However, the best discovery in this article for me was of an app called Timeful. This has already been launched for the iPhone. It is basically a time management tool in which you enter everything you want to get done. OK, you might be thinking, so what – there are tons of apps for that. However, this one has been designed to help you overcome your hyperbolic discounting tendency. It will provisionally schedule in your diary good times for getting round to those jobs, and as unexpected things happen or priorities change, it will adapt. It basically learns about you, how you manage your time, and will be an advisor to still hold you accountable to times when you should be getting round to your priorities.

Sounds great to me – so I’m off to download it onto my iPhone and give it a try. I will report back on progress, please share below if you have tried it already.

A cloud won’t protect your modesty

2014-09-04_cloud-nudity_3I’m sure we have all heard the news about various famous (and not so famous) celebrities having their iCloud accounts hacked and their nude photos shared on social media. It seems to me there are responsibilities on both sides.

Service providers like Apple should review their security and we should all think about the wisdom of saving such personal data in any cloud service.

The best article I have seen on this data & privacy topic is this balanced review by David Reed, editor of Data IQ magazine:

 

 

Why should Behavioural Economics matter to you?

Behavioural EconomicsSince presenting at their regional events and writing an article for the CII’s Journal, I’ve continued to hear a demand for more understanding of Behavioural Economics (BE).

It appears the majority of insurers have delegated this challenge to their risk & pricing teams and few are engaging actively with their marketing and customer insight teams.

I think this is a missed opportunity, not just for better compliance with FCA expectations, but also for the commercial gains to be made from better designed communications.

That said, I suspect the majority of you have at least heard of Behavioural Economics. In recent years, the success of popular books on the subject, have ensured plenty of media coverage and social media debate on its implications.

Easy to read books, as introductions to the subject, have included “Nudge” by Richard Thaler & Cass Sunstein. More comprehensive and challenging is a classic text like “Thinking Fast & Slow” by Daniel Kahnemann. Both are well worth reading but there are now many others to choose from.

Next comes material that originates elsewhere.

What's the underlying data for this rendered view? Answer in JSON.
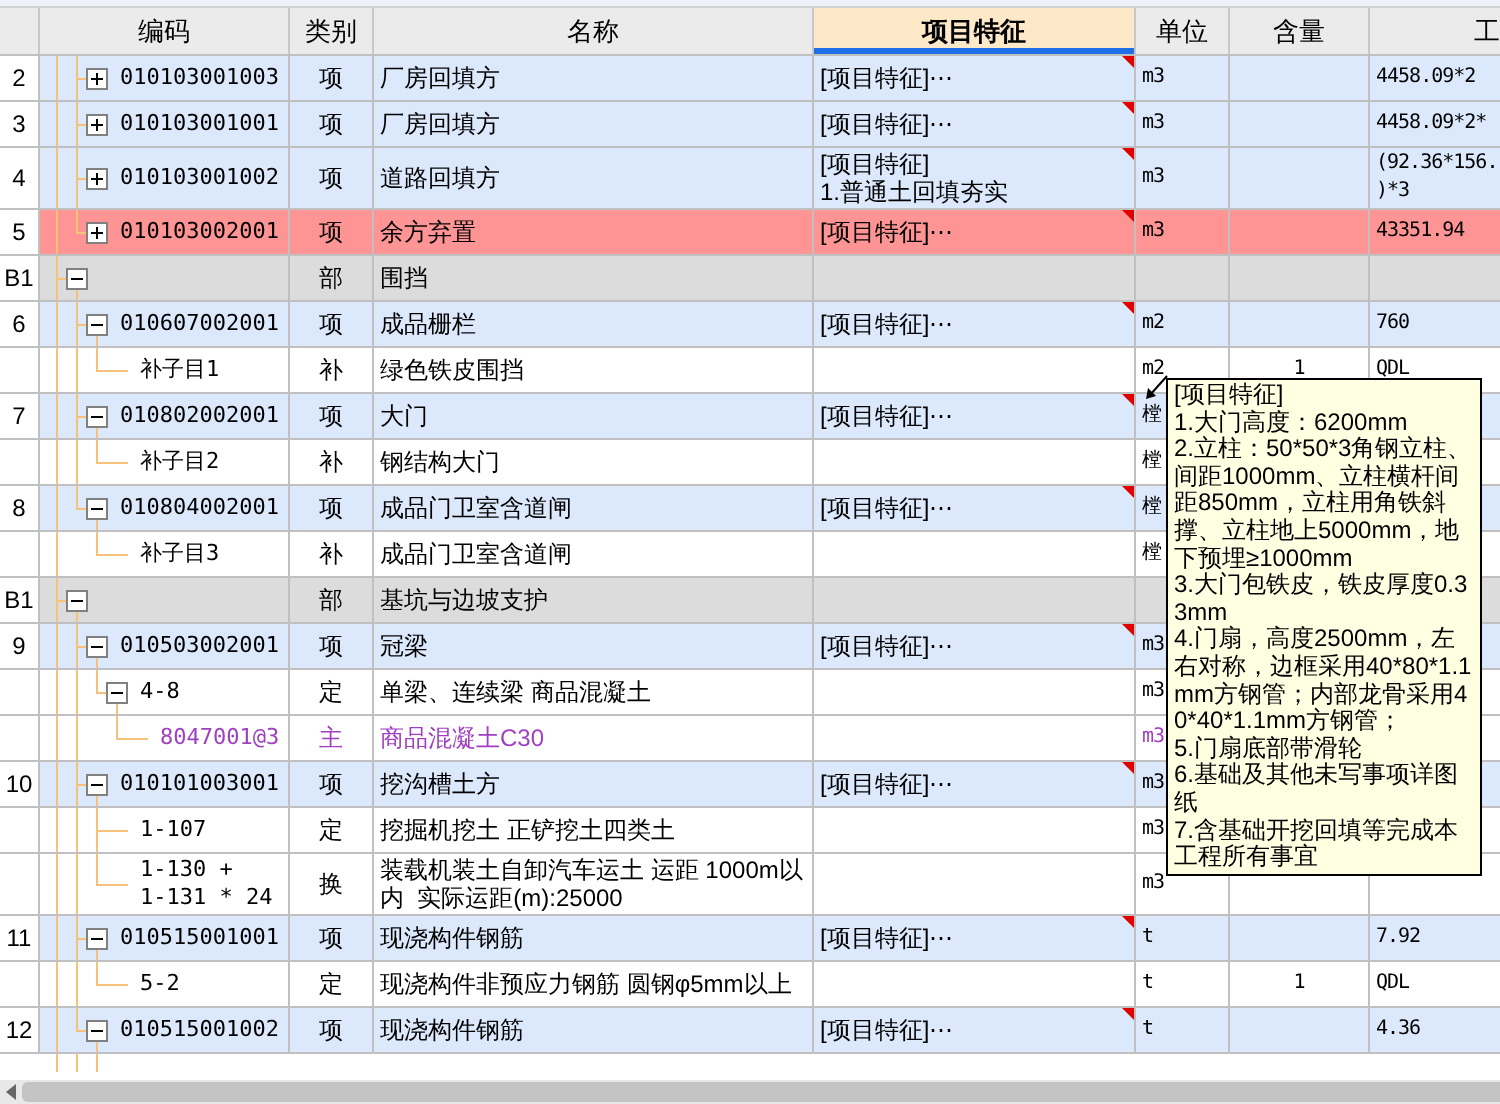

What makes this subject of greater relevance to the Financial Services industry, however, is the influence of Behavioural Economics on the thinking of both the UK Government and the Financial Conduct Authority (FCA). Government policy is being influenced by the work of their “nudge unit”. Meanwhile, the FCA has commented that it expects companies to consider how their customers actually make decisions. (more…)

Poll: Latest results on analytics software

© Robert F. Balazik | Dreamstime Stock Photos

Well with over 60 votes in, the results appear to have stabilised into a clear pattern. As has been the case through most of my customer insight career, SAS and SPSS (now IBM) are the leading analytics software used by CI teams. For several weeks now they have tied at 25% of votes each.

The real change over recent years, at least from my perspective working with Financial Services companies, has been the rise of R. In this survey it now stands at 17% of the vote, 14 percentage points above any other single entry. That is a significant change and has been influenced by both cost saving during recessionary times and what appears to be a new perspective on open source software (since the success of Linux, Wiki-everything and more recently Hadoop). It will be interesting to see if this dominance continues during our economic recovery.

Another benefit, of course, is the familiarity of graduates with using R at university. For those hiring the majority of their new analysts straight from university (a recruitment strategy that worked well for me for years), it does enable them to be up & working sooner.

Thanks for taking part in the poll and I hope it’s informative to those of you leading analytics teams.

For further information on the top three software (as voted for by CI leaders), here are their links:

SAS

IBM SPSS

The R Project for Statistical Computing